What is required.
In the entries below, find the lines with the word "значение" and copy them.

Collection entries.
□ □ □ □ □ □ □

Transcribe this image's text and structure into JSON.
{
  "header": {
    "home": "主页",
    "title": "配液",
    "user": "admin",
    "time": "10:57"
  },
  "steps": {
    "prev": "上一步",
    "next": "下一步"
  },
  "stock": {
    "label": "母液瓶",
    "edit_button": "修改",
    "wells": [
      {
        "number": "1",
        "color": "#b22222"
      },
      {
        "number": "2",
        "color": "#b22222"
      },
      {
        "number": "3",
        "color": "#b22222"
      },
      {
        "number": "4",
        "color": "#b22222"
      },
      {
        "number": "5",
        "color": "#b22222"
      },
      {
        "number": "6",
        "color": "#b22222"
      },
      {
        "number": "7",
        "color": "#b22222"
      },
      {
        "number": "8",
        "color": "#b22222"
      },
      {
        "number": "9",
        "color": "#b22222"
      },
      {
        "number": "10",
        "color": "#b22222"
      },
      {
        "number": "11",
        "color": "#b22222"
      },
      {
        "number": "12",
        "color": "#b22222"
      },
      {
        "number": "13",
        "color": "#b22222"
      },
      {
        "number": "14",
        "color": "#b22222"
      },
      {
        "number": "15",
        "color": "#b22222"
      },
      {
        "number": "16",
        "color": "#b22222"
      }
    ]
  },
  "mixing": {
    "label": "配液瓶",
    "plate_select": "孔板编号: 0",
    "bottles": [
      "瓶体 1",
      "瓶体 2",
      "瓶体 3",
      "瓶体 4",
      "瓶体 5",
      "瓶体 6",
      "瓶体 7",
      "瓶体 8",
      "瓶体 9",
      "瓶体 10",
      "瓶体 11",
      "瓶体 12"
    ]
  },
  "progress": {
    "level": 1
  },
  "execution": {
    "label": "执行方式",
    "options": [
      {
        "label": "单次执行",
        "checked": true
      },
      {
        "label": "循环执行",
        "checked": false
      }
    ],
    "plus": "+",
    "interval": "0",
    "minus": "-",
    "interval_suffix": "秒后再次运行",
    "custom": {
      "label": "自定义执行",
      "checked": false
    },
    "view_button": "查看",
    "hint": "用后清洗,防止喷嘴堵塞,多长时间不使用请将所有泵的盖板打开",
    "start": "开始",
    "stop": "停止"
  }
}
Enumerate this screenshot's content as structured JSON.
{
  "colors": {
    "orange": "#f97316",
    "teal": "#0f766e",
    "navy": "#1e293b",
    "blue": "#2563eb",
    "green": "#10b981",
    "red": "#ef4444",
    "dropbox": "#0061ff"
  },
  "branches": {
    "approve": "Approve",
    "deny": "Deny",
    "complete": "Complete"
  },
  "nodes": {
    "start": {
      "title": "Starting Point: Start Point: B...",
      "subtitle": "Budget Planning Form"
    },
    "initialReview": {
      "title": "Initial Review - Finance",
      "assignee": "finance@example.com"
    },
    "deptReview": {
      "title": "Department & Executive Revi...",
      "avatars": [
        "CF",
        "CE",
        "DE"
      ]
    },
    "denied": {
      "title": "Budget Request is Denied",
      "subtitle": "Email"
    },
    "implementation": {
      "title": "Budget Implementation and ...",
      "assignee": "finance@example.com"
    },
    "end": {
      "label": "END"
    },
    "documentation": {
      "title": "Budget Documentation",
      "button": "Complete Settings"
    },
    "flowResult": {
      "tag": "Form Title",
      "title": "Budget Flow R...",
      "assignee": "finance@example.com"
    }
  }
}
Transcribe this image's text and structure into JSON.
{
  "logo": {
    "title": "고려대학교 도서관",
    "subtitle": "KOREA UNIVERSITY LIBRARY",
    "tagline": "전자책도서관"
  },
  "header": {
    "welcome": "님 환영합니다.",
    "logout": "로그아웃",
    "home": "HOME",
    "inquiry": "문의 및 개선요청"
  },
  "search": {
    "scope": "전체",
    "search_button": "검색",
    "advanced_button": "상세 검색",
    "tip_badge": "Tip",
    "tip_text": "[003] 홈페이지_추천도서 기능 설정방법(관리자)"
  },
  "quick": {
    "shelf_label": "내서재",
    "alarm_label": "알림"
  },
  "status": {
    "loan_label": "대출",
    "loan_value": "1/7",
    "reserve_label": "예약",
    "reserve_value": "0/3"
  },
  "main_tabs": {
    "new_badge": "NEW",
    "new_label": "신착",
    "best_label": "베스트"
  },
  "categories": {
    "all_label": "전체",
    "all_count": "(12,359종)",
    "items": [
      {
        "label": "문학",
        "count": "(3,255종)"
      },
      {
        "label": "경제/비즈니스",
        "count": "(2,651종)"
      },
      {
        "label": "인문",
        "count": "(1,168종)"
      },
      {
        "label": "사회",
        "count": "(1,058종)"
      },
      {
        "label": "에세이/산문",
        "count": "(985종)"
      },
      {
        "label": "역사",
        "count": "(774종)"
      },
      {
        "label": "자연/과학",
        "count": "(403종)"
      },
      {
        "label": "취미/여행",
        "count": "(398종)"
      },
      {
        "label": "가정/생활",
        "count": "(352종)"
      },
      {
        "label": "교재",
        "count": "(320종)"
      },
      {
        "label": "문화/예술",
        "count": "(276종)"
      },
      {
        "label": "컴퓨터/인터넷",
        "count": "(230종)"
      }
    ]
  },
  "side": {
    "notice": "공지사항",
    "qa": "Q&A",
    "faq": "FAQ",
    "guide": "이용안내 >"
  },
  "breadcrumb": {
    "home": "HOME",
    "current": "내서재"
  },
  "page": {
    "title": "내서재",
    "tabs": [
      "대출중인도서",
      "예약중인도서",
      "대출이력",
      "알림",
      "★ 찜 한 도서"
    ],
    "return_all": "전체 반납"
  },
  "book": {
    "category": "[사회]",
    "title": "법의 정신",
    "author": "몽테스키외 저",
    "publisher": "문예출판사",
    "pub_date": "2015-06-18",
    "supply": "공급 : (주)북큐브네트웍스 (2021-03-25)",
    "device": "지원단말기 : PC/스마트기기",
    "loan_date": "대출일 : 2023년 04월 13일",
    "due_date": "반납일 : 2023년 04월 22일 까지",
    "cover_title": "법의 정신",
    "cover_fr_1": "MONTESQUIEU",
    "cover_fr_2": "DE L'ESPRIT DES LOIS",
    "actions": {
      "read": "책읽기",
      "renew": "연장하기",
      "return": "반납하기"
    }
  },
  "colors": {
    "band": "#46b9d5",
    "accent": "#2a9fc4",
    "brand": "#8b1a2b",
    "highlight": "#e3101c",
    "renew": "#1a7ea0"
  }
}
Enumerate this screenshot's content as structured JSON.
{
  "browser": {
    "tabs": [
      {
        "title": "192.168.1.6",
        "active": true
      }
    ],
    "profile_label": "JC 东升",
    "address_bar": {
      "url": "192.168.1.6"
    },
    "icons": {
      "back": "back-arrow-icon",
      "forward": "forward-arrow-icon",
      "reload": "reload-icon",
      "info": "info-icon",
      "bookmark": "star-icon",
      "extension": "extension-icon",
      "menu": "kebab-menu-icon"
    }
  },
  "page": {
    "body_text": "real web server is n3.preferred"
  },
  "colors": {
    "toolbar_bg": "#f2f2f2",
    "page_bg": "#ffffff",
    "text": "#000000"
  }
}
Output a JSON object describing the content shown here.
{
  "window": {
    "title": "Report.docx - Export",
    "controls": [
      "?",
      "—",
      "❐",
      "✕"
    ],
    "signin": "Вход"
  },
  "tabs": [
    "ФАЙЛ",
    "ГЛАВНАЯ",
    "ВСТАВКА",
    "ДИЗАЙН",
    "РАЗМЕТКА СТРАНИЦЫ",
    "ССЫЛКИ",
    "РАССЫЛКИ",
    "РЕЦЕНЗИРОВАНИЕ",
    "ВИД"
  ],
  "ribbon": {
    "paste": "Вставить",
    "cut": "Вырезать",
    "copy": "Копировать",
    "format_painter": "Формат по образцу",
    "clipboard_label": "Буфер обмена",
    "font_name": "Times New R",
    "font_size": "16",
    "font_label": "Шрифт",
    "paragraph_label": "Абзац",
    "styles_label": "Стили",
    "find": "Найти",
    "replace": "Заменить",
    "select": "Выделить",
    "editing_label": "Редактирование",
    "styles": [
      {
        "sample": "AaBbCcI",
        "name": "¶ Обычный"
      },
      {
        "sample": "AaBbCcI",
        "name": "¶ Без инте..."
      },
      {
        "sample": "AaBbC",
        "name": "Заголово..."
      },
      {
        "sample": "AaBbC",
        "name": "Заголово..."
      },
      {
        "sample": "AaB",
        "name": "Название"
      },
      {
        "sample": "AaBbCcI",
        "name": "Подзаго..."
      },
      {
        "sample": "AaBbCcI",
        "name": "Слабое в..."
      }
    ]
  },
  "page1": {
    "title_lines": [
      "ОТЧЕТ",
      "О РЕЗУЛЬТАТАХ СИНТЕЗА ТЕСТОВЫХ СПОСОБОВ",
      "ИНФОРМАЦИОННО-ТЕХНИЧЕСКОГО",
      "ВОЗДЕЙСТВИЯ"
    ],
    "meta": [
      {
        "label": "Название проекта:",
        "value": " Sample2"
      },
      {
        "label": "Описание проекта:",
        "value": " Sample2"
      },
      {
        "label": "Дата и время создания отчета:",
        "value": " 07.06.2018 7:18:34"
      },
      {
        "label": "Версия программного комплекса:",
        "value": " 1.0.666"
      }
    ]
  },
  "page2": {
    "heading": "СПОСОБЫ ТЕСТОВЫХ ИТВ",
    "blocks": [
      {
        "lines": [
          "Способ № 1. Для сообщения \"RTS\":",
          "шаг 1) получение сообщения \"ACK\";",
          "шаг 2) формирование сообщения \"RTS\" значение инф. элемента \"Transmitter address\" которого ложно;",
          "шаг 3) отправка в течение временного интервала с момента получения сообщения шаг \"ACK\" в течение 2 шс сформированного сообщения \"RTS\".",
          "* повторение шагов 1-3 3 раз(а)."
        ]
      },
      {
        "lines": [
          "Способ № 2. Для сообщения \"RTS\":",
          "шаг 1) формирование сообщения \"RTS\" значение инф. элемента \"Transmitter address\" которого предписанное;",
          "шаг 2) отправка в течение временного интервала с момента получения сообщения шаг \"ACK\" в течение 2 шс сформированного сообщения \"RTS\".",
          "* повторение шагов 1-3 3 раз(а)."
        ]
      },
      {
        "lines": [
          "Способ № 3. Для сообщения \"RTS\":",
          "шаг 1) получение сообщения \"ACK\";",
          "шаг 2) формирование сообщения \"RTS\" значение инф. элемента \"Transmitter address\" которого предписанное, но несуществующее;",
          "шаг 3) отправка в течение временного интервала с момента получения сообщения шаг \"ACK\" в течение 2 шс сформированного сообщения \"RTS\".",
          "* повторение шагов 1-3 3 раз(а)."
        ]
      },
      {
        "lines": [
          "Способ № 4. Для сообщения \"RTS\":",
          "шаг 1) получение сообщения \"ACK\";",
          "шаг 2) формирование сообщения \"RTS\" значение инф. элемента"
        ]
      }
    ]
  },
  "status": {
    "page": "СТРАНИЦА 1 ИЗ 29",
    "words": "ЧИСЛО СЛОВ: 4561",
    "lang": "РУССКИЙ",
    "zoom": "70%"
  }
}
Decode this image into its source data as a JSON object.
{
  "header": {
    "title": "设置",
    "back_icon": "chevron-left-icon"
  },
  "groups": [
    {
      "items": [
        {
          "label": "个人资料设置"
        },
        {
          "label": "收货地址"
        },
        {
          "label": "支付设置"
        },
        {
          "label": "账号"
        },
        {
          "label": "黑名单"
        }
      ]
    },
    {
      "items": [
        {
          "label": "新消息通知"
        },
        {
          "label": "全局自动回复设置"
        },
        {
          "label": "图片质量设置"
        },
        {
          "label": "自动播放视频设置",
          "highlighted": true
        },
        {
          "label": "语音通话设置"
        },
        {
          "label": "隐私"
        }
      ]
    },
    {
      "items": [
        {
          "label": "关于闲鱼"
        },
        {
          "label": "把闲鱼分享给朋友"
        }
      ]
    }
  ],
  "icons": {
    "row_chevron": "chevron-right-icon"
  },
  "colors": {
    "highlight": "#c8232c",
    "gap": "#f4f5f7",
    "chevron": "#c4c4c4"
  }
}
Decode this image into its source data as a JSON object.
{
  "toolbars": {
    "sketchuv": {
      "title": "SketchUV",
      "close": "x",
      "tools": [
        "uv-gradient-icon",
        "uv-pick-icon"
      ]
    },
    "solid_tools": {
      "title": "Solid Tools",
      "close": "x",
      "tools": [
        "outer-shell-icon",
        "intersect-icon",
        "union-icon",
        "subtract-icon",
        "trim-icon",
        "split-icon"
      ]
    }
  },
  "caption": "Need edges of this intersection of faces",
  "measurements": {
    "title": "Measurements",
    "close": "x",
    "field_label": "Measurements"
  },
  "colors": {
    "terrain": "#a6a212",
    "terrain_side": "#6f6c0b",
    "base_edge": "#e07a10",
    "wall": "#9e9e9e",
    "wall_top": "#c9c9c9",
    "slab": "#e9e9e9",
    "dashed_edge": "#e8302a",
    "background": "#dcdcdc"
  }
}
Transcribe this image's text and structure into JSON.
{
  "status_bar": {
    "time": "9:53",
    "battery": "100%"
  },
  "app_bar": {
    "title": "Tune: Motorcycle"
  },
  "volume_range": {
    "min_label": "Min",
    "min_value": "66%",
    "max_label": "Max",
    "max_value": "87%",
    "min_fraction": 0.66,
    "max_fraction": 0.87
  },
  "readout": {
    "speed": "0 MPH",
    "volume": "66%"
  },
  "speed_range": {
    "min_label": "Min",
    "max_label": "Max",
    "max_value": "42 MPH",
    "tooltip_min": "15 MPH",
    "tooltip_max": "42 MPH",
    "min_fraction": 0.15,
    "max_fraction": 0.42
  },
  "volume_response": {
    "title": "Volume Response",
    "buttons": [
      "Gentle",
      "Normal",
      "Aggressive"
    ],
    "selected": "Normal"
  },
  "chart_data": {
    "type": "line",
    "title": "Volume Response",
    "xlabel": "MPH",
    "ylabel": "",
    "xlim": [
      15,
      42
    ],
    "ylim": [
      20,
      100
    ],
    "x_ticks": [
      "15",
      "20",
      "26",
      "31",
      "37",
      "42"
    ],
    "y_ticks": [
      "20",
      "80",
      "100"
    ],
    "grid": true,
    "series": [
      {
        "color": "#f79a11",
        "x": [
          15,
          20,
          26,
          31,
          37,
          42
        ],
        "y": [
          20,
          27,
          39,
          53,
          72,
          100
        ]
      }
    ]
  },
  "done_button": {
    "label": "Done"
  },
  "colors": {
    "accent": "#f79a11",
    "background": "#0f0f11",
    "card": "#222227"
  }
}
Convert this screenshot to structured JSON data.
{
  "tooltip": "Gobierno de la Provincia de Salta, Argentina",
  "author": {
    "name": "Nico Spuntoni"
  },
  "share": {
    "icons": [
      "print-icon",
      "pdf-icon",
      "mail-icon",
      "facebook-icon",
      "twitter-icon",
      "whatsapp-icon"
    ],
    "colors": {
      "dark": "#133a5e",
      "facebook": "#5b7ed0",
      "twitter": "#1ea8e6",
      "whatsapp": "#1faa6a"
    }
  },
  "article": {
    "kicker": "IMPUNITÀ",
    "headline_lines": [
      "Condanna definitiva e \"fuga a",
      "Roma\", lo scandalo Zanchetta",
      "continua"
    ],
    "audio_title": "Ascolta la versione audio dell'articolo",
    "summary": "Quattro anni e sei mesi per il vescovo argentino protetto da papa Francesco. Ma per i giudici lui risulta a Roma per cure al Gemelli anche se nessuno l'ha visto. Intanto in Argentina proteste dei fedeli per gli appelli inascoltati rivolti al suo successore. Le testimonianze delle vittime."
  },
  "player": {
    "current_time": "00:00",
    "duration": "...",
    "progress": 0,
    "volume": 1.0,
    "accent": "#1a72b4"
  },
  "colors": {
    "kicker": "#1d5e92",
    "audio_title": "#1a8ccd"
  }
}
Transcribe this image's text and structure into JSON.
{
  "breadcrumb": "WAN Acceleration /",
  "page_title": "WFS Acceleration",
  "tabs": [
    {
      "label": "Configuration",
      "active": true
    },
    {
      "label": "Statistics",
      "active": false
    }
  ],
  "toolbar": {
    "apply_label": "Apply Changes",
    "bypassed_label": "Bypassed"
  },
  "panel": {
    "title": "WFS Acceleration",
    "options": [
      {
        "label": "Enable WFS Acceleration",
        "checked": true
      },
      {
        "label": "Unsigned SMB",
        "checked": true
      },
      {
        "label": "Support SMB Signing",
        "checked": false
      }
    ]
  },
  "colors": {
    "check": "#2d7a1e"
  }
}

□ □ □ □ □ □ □

Solution.
          "шаг 2) формирование сообщения \"RTS\" значение инф. элемента \"Transmitter address\" которого ложно;",
          "шаг 1) формирование сообщения \"RTS\" значение инф. элемента \"Transmitter address\" которого предписанное;",
          "шаг 2) формирование сообщения \"RTS\" значение инф. элемента \"Transmitter address\" которого предписанное, но несуществующее;",
          "шаг 2) формирование сообщения \"RTS\" значение инф. элемента"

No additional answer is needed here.